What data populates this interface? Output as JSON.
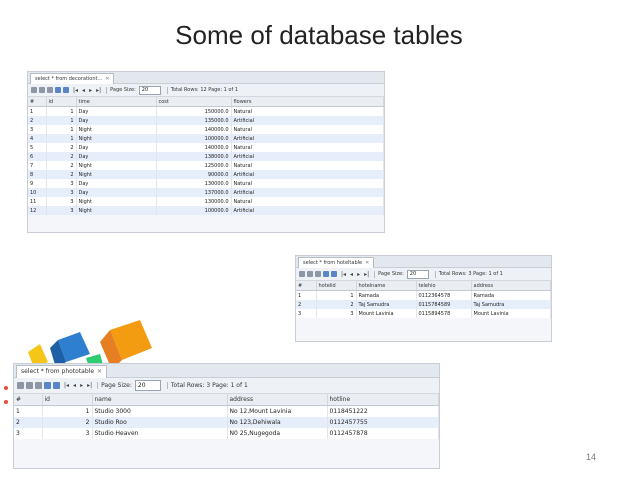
{
  "slide": {
    "title": "Some of database tables",
    "page_number": "14"
  },
  "colors": {
    "grid_alt_row": "#e7eefb",
    "header_bg": "#eaedf2",
    "deco_orange": "#f39c12",
    "deco_blue": "#2f7fd1",
    "deco_yellow": "#f5c518"
  },
  "toolbar": {
    "page_size_label": "Page Size:",
    "page_size_value": "20"
  },
  "decoration_table": {
    "tab_label": "select * from decorationt...",
    "total_rows": "Total Rows: 12",
    "page_info": "Page: 1 of 1",
    "columns": [
      "#",
      "id",
      "time",
      "cost",
      "flowers"
    ],
    "rows": [
      [
        "1",
        "1",
        "Day",
        "150000.0",
        "Natural"
      ],
      [
        "2",
        "1",
        "Day",
        "135000.0",
        "Artificial"
      ],
      [
        "3",
        "1",
        "Night",
        "140000.0",
        "Natural"
      ],
      [
        "4",
        "1",
        "Night",
        "100000.0",
        "Artificial"
      ],
      [
        "5",
        "2",
        "Day",
        "140000.0",
        "Natural"
      ],
      [
        "6",
        "2",
        "Day",
        "138000.0",
        "Artificial"
      ],
      [
        "7",
        "2",
        "Night",
        "125000.0",
        "Natural"
      ],
      [
        "8",
        "2",
        "Night",
        "90000.0",
        "Artificial"
      ],
      [
        "9",
        "3",
        "Day",
        "130000.0",
        "Natural"
      ],
      [
        "10",
        "3",
        "Day",
        "137000.0",
        "Artificial"
      ],
      [
        "11",
        "3",
        "Night",
        "130000.0",
        "Natural"
      ],
      [
        "12",
        "3",
        "Night",
        "100000.0",
        "Artificial"
      ]
    ]
  },
  "hotel_table": {
    "tab_label": "select * from hoteltable",
    "total_rows": "Total Rows: 3",
    "page_info": "Page: 1 of 1",
    "columns": [
      "#",
      "hotelid",
      "hotelname",
      "telehio",
      "address"
    ],
    "rows": [
      [
        "1",
        "1",
        "Ramada",
        "0112364578",
        "Ramada"
      ],
      [
        "2",
        "2",
        "Taj Samudra",
        "0115784589",
        "Taj Samudra"
      ],
      [
        "3",
        "3",
        "Mount Lavinia",
        "0115894578",
        "Mount Lavinia"
      ]
    ]
  },
  "photo_table": {
    "tab_label": "select * from phototable",
    "total_rows": "Total Rows: 3",
    "page_info": "Page: 1 of 1",
    "columns": [
      "#",
      "id",
      "name",
      "address",
      "hotline"
    ],
    "rows": [
      [
        "1",
        "1",
        "Studio 3000",
        "No 12,Mount Lavinia",
        "0118451222"
      ],
      [
        "2",
        "2",
        "Studio Roo",
        "No 123,Dehiwala",
        "0112457755"
      ],
      [
        "3",
        "3",
        "Studio Heaven",
        "N0 25,Nugegoda",
        "0112457878"
      ]
    ]
  }
}
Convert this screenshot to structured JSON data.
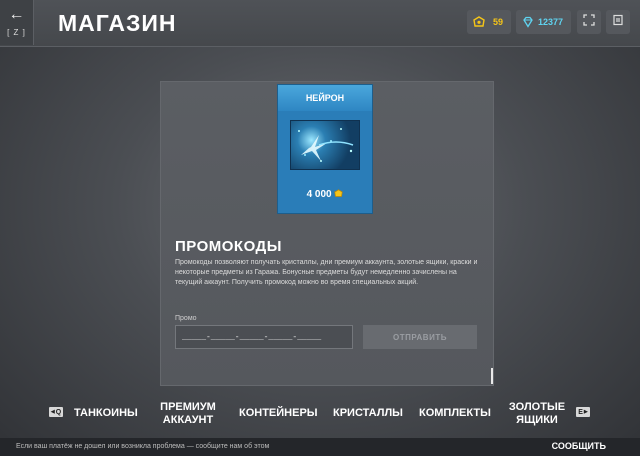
{
  "header": {
    "back_key": "[ Z ]",
    "title": "МАГАЗИН",
    "gold_value": "59",
    "crystals_value": "12377"
  },
  "colors": {
    "gold": "#f5c518",
    "crystal": "#5fd3f0",
    "card_blue": "#2a7db8"
  },
  "card": {
    "name": "НЕЙРОН",
    "price": "4 000"
  },
  "promo": {
    "title": "ПРОМОКОДЫ",
    "description": "Промокоды позволяют получать кристаллы, дни премиум аккаунта, золотые ящики, краски и некоторые предметы из Гаража. Бонусные предметы будут немедленно зачислены на текущий аккаунт. Получить промокод можно во время специальных акций.",
    "field_label": "Промо",
    "input_value": "_____-_____-_____-_____-_____",
    "submit_label": "ОТПРАВИТЬ"
  },
  "tabs": {
    "prev_key": "Q",
    "next_key": "E",
    "items": [
      {
        "label": "ТАНКОИНЫ"
      },
      {
        "label": "ПРЕМИУМ",
        "label2": "АККАУНТ"
      },
      {
        "label": "КОНТЕЙНЕРЫ"
      },
      {
        "label": "КРИСТАЛЛЫ"
      },
      {
        "label": "КОМПЛЕКТЫ"
      },
      {
        "label": "ЗОЛОТЫЕ",
        "label2": "ЯЩИКИ"
      }
    ]
  },
  "footer": {
    "text": "Если ваш платёж не дошел или возникла проблема — сообщите нам об этом",
    "report_label": "СООБЩИТЬ"
  }
}
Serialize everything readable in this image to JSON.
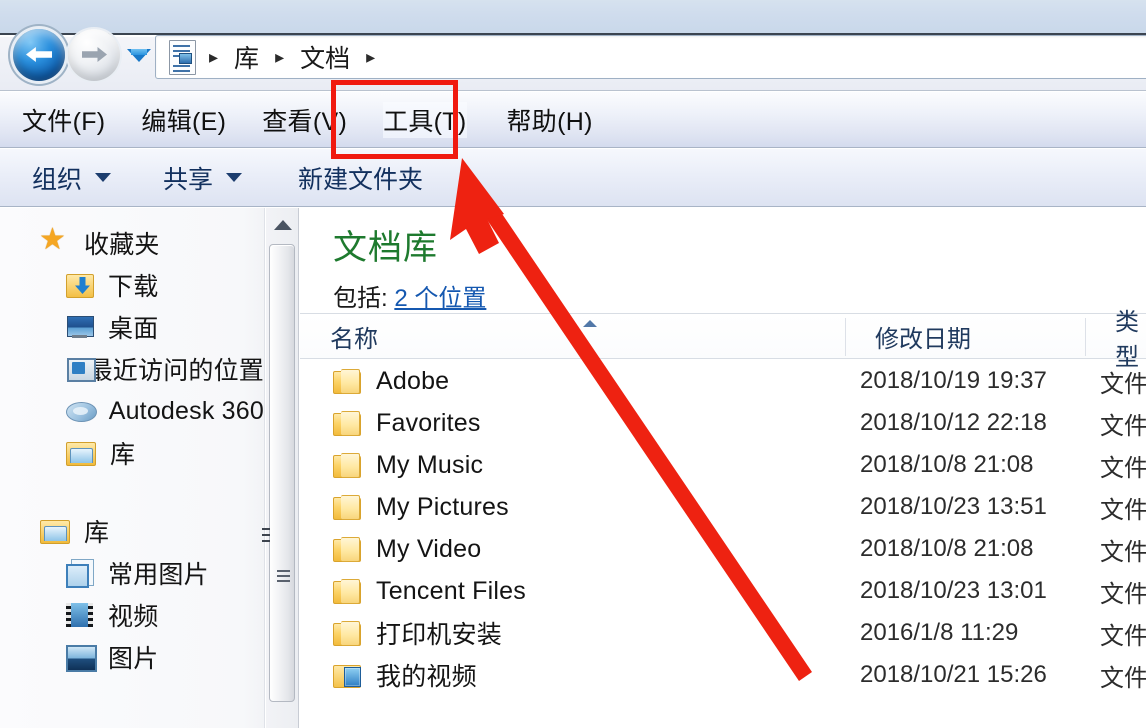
{
  "window": {
    "nav": {
      "back_label": "后退",
      "forward_label": "前进",
      "history_label": "最近浏览的位置"
    },
    "address": {
      "icon": "document-library-icon",
      "crumbs": [
        "库",
        "文档"
      ],
      "separator": "▸"
    },
    "menubar": {
      "items": [
        {
          "label": "文件(F)",
          "highlighted": false
        },
        {
          "label": "编辑(E)",
          "highlighted": false
        },
        {
          "label": "查看(V)",
          "highlighted": false
        },
        {
          "label": "工具(T)",
          "highlighted": true
        },
        {
          "label": "帮助(H)",
          "highlighted": false
        }
      ]
    },
    "toolbar": {
      "items": [
        {
          "label": "组织",
          "caret": true
        },
        {
          "label": "共享",
          "caret": true
        },
        {
          "label": "新建文件夹",
          "caret": false
        }
      ]
    }
  },
  "annotation": {
    "highlight_color": "#f01a10",
    "highlight_target": "工具(T)",
    "arrow_color": "#ee2211"
  },
  "navpane": {
    "groups": [
      {
        "header": {
          "label": "收藏夹",
          "icon": "star-icon"
        },
        "items": [
          {
            "label": "下载",
            "icon": "downloads-folder-icon"
          },
          {
            "label": "桌面",
            "icon": "desktop-icon"
          },
          {
            "label": "最近访问的位置",
            "icon": "recent-places-icon"
          },
          {
            "label": "Autodesk 360",
            "icon": "autodesk-cloud-icon"
          },
          {
            "label": "库",
            "icon": "library-folder-icon"
          }
        ]
      },
      {
        "header": {
          "label": "库",
          "icon": "library-folder-icon"
        },
        "items": [
          {
            "label": "常用图片",
            "icon": "pictures-doc-icon"
          },
          {
            "label": "视频",
            "icon": "film-icon"
          },
          {
            "label": "图片",
            "icon": "photo-icon"
          }
        ]
      }
    ]
  },
  "library": {
    "title": "文档库",
    "includes_prefix": "包括:",
    "includes_link": "2 个位置"
  },
  "filelist": {
    "columns": [
      {
        "label": "名称",
        "sorted": true,
        "sort_dir": "asc"
      },
      {
        "label": "修改日期",
        "sorted": false
      },
      {
        "label": "类型",
        "sorted": false
      }
    ],
    "rows": [
      {
        "name": "Adobe",
        "icon": "folder-icon",
        "date": "2018/10/19 19:37",
        "type": "文件"
      },
      {
        "name": "Favorites",
        "icon": "folder-icon",
        "date": "2018/10/12 22:18",
        "type": "文件"
      },
      {
        "name": "My Music",
        "icon": "folder-icon",
        "date": "2018/10/8 21:08",
        "type": "文件"
      },
      {
        "name": "My Pictures",
        "icon": "folder-icon",
        "date": "2018/10/23 13:51",
        "type": "文件"
      },
      {
        "name": "My Video",
        "icon": "folder-icon",
        "date": "2018/10/8 21:08",
        "type": "文件"
      },
      {
        "name": "Tencent Files",
        "icon": "folder-icon",
        "date": "2018/10/23 13:01",
        "type": "文件"
      },
      {
        "name": "打印机安装",
        "icon": "folder-icon",
        "date": "2016/1/8 11:29",
        "type": "文件"
      },
      {
        "name": "我的视频",
        "icon": "folder-video-icon",
        "date": "2018/10/21 15:26",
        "type": "文件"
      }
    ]
  }
}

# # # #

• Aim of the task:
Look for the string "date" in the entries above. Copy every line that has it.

• Solved exercise:
        "date": "2018/10/19 19:37",
        "date": "2018/10/12 22:18",
        "date": "2018/10/8 21:08",
        "date": "2018/10/23 13:51",
        "date": "2018/10/8 21:08",
        "date": "2018/10/23 13:01",
        "date": "2016/1/8 11:29",
        "date": "2018/10/21 15:26",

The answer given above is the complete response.